◆ ACTIVITY: Go through the lines below and copy any that hold the string "病毒整理器".

Interface dataset entries:
[Start of section]

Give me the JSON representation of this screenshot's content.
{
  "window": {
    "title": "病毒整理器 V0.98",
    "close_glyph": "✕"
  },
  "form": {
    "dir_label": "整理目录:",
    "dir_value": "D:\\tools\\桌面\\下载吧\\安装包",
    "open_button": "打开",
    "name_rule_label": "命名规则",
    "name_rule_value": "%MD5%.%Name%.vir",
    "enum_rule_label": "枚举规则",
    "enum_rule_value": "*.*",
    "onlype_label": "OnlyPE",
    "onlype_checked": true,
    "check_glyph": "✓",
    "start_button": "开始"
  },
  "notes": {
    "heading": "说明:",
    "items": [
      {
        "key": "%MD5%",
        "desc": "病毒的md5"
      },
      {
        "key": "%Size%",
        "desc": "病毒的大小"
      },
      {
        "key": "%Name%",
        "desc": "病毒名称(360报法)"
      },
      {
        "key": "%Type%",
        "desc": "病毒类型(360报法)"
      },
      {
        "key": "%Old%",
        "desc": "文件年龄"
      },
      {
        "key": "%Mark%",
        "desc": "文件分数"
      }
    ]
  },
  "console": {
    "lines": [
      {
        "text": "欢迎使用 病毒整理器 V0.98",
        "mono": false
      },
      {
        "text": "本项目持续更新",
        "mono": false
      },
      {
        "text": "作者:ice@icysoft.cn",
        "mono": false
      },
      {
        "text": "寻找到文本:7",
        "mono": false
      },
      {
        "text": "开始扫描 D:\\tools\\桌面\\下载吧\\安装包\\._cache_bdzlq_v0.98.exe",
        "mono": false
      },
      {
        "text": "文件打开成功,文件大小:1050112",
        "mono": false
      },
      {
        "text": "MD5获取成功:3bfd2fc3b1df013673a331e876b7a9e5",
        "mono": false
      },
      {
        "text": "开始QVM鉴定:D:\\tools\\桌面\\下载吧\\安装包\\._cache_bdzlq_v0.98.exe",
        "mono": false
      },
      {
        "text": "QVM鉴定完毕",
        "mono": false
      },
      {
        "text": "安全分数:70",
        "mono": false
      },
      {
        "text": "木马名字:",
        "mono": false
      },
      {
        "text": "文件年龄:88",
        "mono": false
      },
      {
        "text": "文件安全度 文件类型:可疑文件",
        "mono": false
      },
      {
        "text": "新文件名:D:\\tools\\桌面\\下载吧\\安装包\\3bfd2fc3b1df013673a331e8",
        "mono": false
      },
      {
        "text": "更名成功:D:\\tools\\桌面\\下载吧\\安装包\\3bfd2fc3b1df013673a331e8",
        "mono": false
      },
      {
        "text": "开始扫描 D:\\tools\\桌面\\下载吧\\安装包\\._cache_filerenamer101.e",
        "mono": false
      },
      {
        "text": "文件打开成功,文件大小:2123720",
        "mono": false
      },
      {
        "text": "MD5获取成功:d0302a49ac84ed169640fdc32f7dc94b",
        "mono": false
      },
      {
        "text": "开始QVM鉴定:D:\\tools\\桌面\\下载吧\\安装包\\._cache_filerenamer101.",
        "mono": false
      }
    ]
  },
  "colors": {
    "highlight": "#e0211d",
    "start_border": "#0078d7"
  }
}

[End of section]

◆ OUTPUT FOR THIS TASK:
    "title": "病毒整理器 V0.98",
        "text": "欢迎使用 病毒整理器 V0.98",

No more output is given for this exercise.